Pressure to examine voting machines used in the 2016 election grows daily as evidence builds that Russian hacking attacks were broader and deeper than previously known. And the Department of Homeland Security has a simple response: No. DHS officials from former secretary Jeh Johnson to acting Director of Cyber Division Samuel Liles may be adamant that machines were not affected, but the agency has not in fact opened up a single voting machine since November to check. Asked about the decision, a DHS official told TPM: “In a September 2016 Intelligence Assessment, DHS and our partners determined that there was no indication that adversaries were planning cyber activity that would change the outcome of the coming US election.” … Computer scientists have been critical of that decision. “They have performed computer forensics on no election equipment whatsoever,” said J. Alex Halderman, who testified before the Senate Intelligence Committee last week about the vulnerability of election systems. “That would be one of the most direct ways of establishing in the equipment whether it’s been penetrated by attackers. We have not taken every step we could.”
Voting machines, especially the electronic machines still used in several states, are so insecure that an attack on them is likely to be successful, according to a report from NYU’s Brennan Center for Justice out Thursday morning. David Dill, a voting systems expert and professor of computer science at Stanford University quoted in the report, said hackers can easily breach election systems regardless of whether they’re able to coordinate widely enough to alter a general election result. “I don’t know why they wouldn’t try to hack voting machines and I don’t know what would stop them,” Dill told TPM. “Any statement that says ‘We haven’t see evidence of X’ also means ‘We haven’t lifted a finger to investigate.’”
… Some of the paralysis around how to move forward is a result of tensions between DHS and states angry about the designation of their election systems as “critical infrastructure” in January, just before President Trump took office.
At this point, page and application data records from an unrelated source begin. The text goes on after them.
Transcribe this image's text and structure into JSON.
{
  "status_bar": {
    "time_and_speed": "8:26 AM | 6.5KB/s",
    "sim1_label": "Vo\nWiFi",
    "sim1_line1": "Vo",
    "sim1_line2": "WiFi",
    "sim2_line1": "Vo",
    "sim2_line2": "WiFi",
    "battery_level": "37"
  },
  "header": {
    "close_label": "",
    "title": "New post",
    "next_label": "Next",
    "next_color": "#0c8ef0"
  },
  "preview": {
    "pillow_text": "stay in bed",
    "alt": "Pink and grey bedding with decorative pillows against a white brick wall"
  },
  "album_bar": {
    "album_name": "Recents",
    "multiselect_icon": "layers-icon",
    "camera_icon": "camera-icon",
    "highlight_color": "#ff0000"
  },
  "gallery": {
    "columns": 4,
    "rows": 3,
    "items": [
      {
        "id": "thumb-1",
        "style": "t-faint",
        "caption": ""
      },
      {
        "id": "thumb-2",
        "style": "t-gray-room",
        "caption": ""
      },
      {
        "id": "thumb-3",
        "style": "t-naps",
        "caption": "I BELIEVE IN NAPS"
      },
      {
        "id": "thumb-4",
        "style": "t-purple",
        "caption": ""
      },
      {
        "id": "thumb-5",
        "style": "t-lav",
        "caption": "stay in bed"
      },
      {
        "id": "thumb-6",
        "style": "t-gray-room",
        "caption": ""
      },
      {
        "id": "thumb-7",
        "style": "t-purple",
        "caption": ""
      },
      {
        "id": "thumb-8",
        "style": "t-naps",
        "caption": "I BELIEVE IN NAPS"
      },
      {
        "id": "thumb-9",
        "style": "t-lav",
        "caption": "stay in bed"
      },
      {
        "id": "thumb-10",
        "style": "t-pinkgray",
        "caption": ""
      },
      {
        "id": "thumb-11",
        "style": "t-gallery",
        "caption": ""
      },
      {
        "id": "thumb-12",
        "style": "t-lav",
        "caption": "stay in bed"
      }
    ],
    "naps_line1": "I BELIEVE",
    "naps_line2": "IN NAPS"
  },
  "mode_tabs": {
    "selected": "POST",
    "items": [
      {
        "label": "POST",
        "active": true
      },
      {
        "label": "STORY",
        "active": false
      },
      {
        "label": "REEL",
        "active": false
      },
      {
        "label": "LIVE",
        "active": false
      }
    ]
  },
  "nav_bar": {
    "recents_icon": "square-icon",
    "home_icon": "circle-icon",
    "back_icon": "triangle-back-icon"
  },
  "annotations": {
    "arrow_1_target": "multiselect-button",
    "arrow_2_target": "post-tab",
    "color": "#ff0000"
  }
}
Then-secretary Johnson even acknowledged at the time that the designation was controversial to many state election officials, who see the offer of federal assistance, often with strings attached, as an attempted takeover (Johnson testified last week that when a critical infrastructure designation was first floated to state officials in August, the reaction “ranged from neutral to negative”).
“They’re in this strange position where they had a lot of pushback from election officials over federal overreach and in some ways they’re in a little bit of a bind,” said the Brennan Center’s Larry Norden, one of the authors of its report.